As a crowd-financing platform that helps entrepreneurs gain access to capital, we regularly receive questions from budding businesses wondering what it takes to attract early-stage investment. The answer isn’t simple—there are a lot of different metrics investors look for in a business, and the criteria vary from investor to investor depending on the type of portfolio they are looking to build. That being said, there are a several key metrics that entrepreneurs should have on-hand for investors when looking to raise funds.
Our friends over at Symbid, a European-based funding network, recently published an article titled “10 Key Metrics Early-Stage Investors Want to Know About Your Startup”. Europe is the world’s leader in crowd financing, with regulations allowing them to do for years what we’ve only just begun in North America. As thought-leaders who have worked in the crowd funding space for quite some time, they’ve hit the nail on the head with this article. While their market is in Europe, when it comes to these 10 key metrics investors look for, borders do not apply. Investors in North America have the same expectations when it comes to having these basics facts and figures on hand when entrepreneurs are looking to raise capital.
Here is Symbid’s list of 10 key metrics early-stage investors want to know about your business. For the full original article, published on May 18 by Louis Emmerson, click here.
1. Gross Margin
This indicates how expensive it is to make your product or offer your service, and is expressed as a percentage. This is calculated either by taking the business’ total sales revenue and subtracting the cost of goods sold (then dividing by the total sales revenue) or the selling price of an item, minus the cost of goods sold.
2. Revenue Growth
Also known as the “top line”, this metric indicates the growth or expansion potential of a business by highlighting increasing or decreasing sales over a period of time. Rather than simply being a snapshot of revenue, it is able to convey trends.
3. Net Income
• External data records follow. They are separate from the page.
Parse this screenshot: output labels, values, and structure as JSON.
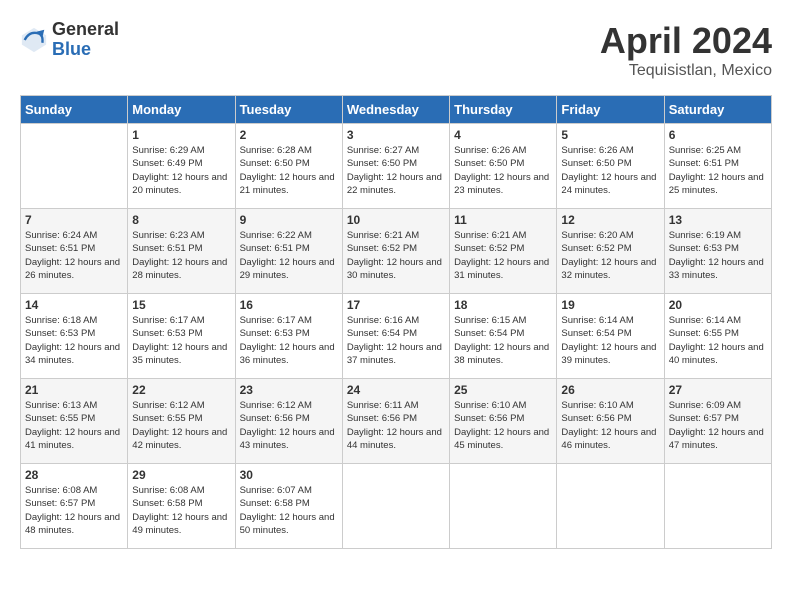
{
  "header": {
    "logo_general": "General",
    "logo_blue": "Blue",
    "month_year": "April 2024",
    "location": "Tequisistlan, Mexico"
  },
  "days_of_week": [
    "Sunday",
    "Monday",
    "Tuesday",
    "Wednesday",
    "Thursday",
    "Friday",
    "Saturday"
  ],
  "weeks": [
    [
      {
        "day": "",
        "sunrise": "",
        "sunset": "",
        "daylight": ""
      },
      {
        "day": "1",
        "sunrise": "Sunrise: 6:29 AM",
        "sunset": "Sunset: 6:49 PM",
        "daylight": "Daylight: 12 hours and 20 minutes."
      },
      {
        "day": "2",
        "sunrise": "Sunrise: 6:28 AM",
        "sunset": "Sunset: 6:50 PM",
        "daylight": "Daylight: 12 hours and 21 minutes."
      },
      {
        "day": "3",
        "sunrise": "Sunrise: 6:27 AM",
        "sunset": "Sunset: 6:50 PM",
        "daylight": "Daylight: 12 hours and 22 minutes."
      },
      {
        "day": "4",
        "sunrise": "Sunrise: 6:26 AM",
        "sunset": "Sunset: 6:50 PM",
        "daylight": "Daylight: 12 hours and 23 minutes."
      },
      {
        "day": "5",
        "sunrise": "Sunrise: 6:26 AM",
        "sunset": "Sunset: 6:50 PM",
        "daylight": "Daylight: 12 hours and 24 minutes."
      },
      {
        "day": "6",
        "sunrise": "Sunrise: 6:25 AM",
        "sunset": "Sunset: 6:51 PM",
        "daylight": "Daylight: 12 hours and 25 minutes."
      }
    ],
    [
      {
        "day": "7",
        "sunrise": "Sunrise: 6:24 AM",
        "sunset": "Sunset: 6:51 PM",
        "daylight": "Daylight: 12 hours and 26 minutes."
      },
      {
        "day": "8",
        "sunrise": "Sunrise: 6:23 AM",
        "sunset": "Sunset: 6:51 PM",
        "daylight": "Daylight: 12 hours and 28 minutes."
      },
      {
        "day": "9",
        "sunrise": "Sunrise: 6:22 AM",
        "sunset": "Sunset: 6:51 PM",
        "daylight": "Daylight: 12 hours and 29 minutes."
      },
      {
        "day": "10",
        "sunrise": "Sunrise: 6:21 AM",
        "sunset": "Sunset: 6:52 PM",
        "daylight": "Daylight: 12 hours and 30 minutes."
      },
      {
        "day": "11",
        "sunrise": "Sunrise: 6:21 AM",
        "sunset": "Sunset: 6:52 PM",
        "daylight": "Daylight: 12 hours and 31 minutes."
      },
      {
        "day": "12",
        "sunrise": "Sunrise: 6:20 AM",
        "sunset": "Sunset: 6:52 PM",
        "daylight": "Daylight: 12 hours and 32 minutes."
      },
      {
        "day": "13",
        "sunrise": "Sunrise: 6:19 AM",
        "sunset": "Sunset: 6:53 PM",
        "daylight": "Daylight: 12 hours and 33 minutes."
      }
    ],
    [
      {
        "day": "14",
        "sunrise": "Sunrise: 6:18 AM",
        "sunset": "Sunset: 6:53 PM",
        "daylight": "Daylight: 12 hours and 34 minutes."
      },
      {
        "day": "15",
        "sunrise": "Sunrise: 6:17 AM",
        "sunset": "Sunset: 6:53 PM",
        "daylight": "Daylight: 12 hours and 35 minutes."
      },
      {
        "day": "16",
        "sunrise": "Sunrise: 6:17 AM",
        "sunset": "Sunset: 6:53 PM",
        "daylight": "Daylight: 12 hours and 36 minutes."
      },
      {
        "day": "17",
        "sunrise": "Sunrise: 6:16 AM",
        "sunset": "Sunset: 6:54 PM",
        "daylight": "Daylight: 12 hours and 37 minutes."
      },
      {
        "day": "18",
        "sunrise": "Sunrise: 6:15 AM",
        "sunset": "Sunset: 6:54 PM",
        "daylight": "Daylight: 12 hours and 38 minutes."
      },
      {
        "day": "19",
        "sunrise": "Sunrise: 6:14 AM",
        "sunset": "Sunset: 6:54 PM",
        "daylight": "Daylight: 12 hours and 39 minutes."
      },
      {
        "day": "20",
        "sunrise": "Sunrise: 6:14 AM",
        "sunset": "Sunset: 6:55 PM",
        "daylight": "Daylight: 12 hours and 40 minutes."
      }
    ],
    [
      {
        "day": "21",
        "sunrise": "Sunrise: 6:13 AM",
        "sunset": "Sunset: 6:55 PM",
        "daylight": "Daylight: 12 hours and 41 minutes."
      },
      {
        "day": "22",
        "sunrise": "Sunrise: 6:12 AM",
        "sunset": "Sunset: 6:55 PM",
        "daylight": "Daylight: 12 hours and 42 minutes."
      },
      {
        "day": "23",
        "sunrise": "Sunrise: 6:12 AM",
        "sunset": "Sunset: 6:56 PM",
        "daylight": "Daylight: 12 hours and 43 minutes."
      },
      {
        "day": "24",
        "sunrise": "Sunrise: 6:11 AM",
        "sunset": "Sunset: 6:56 PM",
        "daylight": "Daylight: 12 hours and 44 minutes."
      },
      {
        "day": "25",
        "sunrise": "Sunrise: 6:10 AM",
        "sunset": "Sunset: 6:56 PM",
        "daylight": "Daylight: 12 hours and 45 minutes."
      },
      {
        "day": "26",
        "sunrise": "Sunrise: 6:10 AM",
        "sunset": "Sunset: 6:56 PM",
        "daylight": "Daylight: 12 hours and 46 minutes."
      },
      {
        "day": "27",
        "sunrise": "Sunrise: 6:09 AM",
        "sunset": "Sunset: 6:57 PM",
        "daylight": "Daylight: 12 hours and 47 minutes."
      }
    ],
    [
      {
        "day": "28",
        "sunrise": "Sunrise: 6:08 AM",
        "sunset": "Sunset: 6:57 PM",
        "daylight": "Daylight: 12 hours and 48 minutes."
      },
      {
        "day": "29",
        "sunrise": "Sunrise: 6:08 AM",
        "sunset": "Sunset: 6:58 PM",
        "daylight": "Daylight: 12 hours and 49 minutes."
      },
      {
        "day": "30",
        "sunrise": "Sunrise: 6:07 AM",
        "sunset": "Sunset: 6:58 PM",
        "daylight": "Daylight: 12 hours and 50 minutes."
      },
      {
        "day": "",
        "sunrise": "",
        "sunset": "",
        "daylight": ""
      },
      {
        "day": "",
        "sunrise": "",
        "sunset": "",
        "daylight": ""
      },
      {
        "day": "",
        "sunrise": "",
        "sunset": "",
        "daylight": ""
      },
      {
        "day": "",
        "sunrise": "",
        "sunset": "",
        "daylight": ""
      }
    ]
  ]
}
Also known as the “bottom line”, “profit attributable to shareholders”, or “burn rate”. This shows the business’ total earnings and is calculated by taking all costs incurred (including cost of doing business, depreciation, interest, taxes, and other expenses) away from revenue.
4. Contribution Margin
This metric shows the profitability of individual products. The contribution margin is used to determine whether variable costs for your product can be reduced, or if the price of the end product should be increased. Depending on the sector your business operates in, this margin can range from 5% to 25%.
5. Churn Rate
A metric which shows the revenue potential of each of your individual customers. The larger churn your business experiences, the more difficult you will find revenue growth. In order to expand your customer base, your number of new customers must exceed your churn rate.
6. Customer Acquisition
The cost associated with attracting customers to your business. As you work to engage potential customers, you spend money on producing the product or service, research, and marketing. The objective is to spend as little as possible on customer acquisition, within reason.
7. Sales Quotas
Showing your sales targets to potential investors – and whether you’ve achieved them – indicates how well your product is selling and whether or not your sales team is performing efficiently.
This is the single biggest expense for most start-ups and a lot of established businesses too. Potential investors will be interested to see whether you pay low salaries (which could raise questions about employee retention in the future), or excessive salaries (which could limit your company’s operational future).
A metric which indicates how efficiently your business uses its employees. In general, a relatively high revenue-per-employee rate suggests that your team is producing more sales, which is a positive sign. It’s important to remember that some sectors and products generally require more people in order to generate higher sales.
10. Non-Personnel Marketing Budget
This is perhaps the only variable metric on the list, as it can be controlled and adjusted month-to-month. Typically, it refers to the amount of money spent on advertising and events, which can be increased or decreased as your other marketing efforts progress. It is a good indicator of how well your business understands its market, but also of how responsive your business is to recent sales results.
Ready to start raising funds or still have questions? Visit our Entrepreneur Suite for more information, or get in touch with our team at FrontFundr.